§ **PROBLEM DESCRIPTION**
Within the lines below, find those that hold the string "subtitle" and copy each one.

────────────────────────────────────────

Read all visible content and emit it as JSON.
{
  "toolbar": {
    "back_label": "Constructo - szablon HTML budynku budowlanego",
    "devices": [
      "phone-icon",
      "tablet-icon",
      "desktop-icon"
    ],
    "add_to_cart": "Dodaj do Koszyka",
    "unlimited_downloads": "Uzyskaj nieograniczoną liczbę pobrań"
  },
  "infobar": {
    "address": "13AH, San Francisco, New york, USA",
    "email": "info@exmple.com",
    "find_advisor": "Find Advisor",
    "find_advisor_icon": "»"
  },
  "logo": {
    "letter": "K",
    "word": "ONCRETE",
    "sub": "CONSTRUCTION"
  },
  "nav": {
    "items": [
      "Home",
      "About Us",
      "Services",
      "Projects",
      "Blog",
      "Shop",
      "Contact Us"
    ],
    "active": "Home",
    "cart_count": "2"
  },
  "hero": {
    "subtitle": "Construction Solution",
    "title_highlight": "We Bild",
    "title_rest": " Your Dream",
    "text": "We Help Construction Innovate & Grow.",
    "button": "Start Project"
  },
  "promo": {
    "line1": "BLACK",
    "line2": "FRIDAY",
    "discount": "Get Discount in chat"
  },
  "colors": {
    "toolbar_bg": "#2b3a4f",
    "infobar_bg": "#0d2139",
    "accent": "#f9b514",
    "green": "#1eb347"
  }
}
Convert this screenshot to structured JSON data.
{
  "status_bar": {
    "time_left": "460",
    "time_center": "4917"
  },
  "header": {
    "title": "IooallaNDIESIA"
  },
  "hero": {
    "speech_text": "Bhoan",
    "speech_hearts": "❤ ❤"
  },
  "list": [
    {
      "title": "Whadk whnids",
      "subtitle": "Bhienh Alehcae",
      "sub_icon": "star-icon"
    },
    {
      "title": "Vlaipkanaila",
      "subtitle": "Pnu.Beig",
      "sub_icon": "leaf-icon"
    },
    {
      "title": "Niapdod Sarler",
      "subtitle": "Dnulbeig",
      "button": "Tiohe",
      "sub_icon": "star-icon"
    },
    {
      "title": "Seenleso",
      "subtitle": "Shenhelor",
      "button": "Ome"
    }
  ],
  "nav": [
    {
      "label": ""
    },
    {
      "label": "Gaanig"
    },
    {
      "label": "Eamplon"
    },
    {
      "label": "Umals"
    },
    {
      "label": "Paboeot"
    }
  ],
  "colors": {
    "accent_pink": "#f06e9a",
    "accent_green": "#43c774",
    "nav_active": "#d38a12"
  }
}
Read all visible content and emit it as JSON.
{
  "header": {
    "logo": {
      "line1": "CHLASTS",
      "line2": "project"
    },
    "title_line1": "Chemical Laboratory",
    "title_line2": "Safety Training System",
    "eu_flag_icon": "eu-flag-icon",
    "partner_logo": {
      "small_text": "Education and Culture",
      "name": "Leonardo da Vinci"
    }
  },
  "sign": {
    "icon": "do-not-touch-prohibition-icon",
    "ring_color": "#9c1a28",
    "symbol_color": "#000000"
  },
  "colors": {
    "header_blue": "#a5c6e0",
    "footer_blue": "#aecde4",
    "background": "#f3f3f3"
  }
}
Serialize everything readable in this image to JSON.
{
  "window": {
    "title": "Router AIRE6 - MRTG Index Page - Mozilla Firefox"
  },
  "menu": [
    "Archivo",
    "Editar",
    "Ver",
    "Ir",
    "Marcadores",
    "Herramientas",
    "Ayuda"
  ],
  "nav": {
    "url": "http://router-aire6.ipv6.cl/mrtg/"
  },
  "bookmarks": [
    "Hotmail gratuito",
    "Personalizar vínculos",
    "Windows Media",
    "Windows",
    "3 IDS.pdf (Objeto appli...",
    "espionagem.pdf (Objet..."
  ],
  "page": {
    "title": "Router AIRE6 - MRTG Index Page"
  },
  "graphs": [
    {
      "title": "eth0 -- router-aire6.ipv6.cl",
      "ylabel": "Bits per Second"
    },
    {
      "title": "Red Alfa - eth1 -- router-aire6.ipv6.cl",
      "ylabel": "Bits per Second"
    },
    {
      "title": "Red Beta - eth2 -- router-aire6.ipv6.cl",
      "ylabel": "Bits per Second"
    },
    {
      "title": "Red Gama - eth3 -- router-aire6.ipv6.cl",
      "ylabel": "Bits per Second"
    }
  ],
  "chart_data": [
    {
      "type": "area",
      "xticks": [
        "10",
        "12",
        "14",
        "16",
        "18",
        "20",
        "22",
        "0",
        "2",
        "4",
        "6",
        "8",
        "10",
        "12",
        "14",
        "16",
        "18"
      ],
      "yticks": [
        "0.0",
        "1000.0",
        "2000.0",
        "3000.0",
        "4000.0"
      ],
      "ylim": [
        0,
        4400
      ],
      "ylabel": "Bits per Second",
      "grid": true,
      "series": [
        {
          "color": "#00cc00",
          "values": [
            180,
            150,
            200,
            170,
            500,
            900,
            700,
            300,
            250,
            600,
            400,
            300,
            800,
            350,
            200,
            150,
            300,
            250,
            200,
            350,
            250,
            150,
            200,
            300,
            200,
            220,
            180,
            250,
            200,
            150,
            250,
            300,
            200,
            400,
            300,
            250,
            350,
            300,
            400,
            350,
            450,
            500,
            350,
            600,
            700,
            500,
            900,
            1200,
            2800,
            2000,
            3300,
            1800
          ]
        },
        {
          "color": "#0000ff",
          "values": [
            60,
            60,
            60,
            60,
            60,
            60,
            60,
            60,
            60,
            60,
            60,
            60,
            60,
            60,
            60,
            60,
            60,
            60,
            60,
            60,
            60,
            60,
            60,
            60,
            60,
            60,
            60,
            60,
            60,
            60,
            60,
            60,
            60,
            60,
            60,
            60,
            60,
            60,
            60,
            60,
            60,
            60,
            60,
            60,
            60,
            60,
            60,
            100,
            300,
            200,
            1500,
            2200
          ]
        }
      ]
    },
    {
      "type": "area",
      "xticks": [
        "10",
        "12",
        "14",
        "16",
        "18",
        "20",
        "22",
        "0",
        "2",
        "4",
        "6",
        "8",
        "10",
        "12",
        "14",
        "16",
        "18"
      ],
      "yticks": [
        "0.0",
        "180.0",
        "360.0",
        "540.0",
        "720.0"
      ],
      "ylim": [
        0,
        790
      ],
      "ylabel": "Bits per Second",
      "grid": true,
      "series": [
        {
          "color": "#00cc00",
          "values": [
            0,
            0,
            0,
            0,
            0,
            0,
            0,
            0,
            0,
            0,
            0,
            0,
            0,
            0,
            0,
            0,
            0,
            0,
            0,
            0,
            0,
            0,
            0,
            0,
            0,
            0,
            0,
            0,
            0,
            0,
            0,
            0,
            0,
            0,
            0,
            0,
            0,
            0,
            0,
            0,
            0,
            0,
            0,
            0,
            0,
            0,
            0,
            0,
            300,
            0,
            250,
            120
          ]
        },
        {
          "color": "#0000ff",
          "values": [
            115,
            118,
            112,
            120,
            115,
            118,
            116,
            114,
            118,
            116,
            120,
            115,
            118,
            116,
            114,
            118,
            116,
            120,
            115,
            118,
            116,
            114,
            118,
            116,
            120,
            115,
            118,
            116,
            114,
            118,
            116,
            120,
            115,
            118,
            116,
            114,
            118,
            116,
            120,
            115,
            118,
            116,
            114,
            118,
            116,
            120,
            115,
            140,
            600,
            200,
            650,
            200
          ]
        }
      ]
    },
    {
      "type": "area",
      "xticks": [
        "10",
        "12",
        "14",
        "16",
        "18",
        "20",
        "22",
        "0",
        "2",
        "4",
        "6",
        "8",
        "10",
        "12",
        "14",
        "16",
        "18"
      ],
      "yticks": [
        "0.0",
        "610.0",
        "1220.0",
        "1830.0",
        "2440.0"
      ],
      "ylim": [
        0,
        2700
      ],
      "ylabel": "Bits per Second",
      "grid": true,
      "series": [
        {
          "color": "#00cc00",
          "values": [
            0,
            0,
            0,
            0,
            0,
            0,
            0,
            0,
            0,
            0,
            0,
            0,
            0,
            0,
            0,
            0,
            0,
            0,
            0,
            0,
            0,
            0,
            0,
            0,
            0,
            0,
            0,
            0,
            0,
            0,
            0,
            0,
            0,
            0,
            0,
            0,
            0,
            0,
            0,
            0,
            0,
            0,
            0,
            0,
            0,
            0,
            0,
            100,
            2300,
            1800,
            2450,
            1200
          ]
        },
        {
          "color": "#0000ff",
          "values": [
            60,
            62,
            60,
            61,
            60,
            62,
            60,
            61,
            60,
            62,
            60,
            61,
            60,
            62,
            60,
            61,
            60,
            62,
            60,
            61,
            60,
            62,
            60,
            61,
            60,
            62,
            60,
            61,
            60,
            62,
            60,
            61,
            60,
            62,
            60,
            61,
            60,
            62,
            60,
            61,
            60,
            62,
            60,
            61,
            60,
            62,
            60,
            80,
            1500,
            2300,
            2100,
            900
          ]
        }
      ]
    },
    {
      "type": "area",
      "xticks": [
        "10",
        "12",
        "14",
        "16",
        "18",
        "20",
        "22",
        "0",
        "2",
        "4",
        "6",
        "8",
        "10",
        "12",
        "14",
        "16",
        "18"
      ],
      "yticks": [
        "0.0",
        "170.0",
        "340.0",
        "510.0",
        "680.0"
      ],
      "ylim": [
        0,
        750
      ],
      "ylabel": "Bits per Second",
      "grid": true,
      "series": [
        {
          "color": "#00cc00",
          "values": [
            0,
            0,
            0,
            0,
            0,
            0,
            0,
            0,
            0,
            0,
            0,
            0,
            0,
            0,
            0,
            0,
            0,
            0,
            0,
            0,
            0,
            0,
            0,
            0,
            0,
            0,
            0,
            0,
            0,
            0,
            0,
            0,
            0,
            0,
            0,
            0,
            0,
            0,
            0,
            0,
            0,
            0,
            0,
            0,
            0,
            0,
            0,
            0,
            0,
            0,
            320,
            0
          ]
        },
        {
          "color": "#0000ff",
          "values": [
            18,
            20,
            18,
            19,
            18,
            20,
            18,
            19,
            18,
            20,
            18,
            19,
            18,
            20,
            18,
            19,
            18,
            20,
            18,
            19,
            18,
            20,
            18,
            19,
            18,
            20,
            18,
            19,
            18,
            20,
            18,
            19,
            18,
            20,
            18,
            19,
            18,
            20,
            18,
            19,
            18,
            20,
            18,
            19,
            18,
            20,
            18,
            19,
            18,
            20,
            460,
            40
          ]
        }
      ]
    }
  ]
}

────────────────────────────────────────

§ **YOUR SOLUTION**
    "subtitle": "Construction Solution",
      "subtitle": "Bhienh Alehcae",
      "subtitle": "Pnu.Beig",
      "subtitle": "Dnulbeig",
      "subtitle": "Shenhelor",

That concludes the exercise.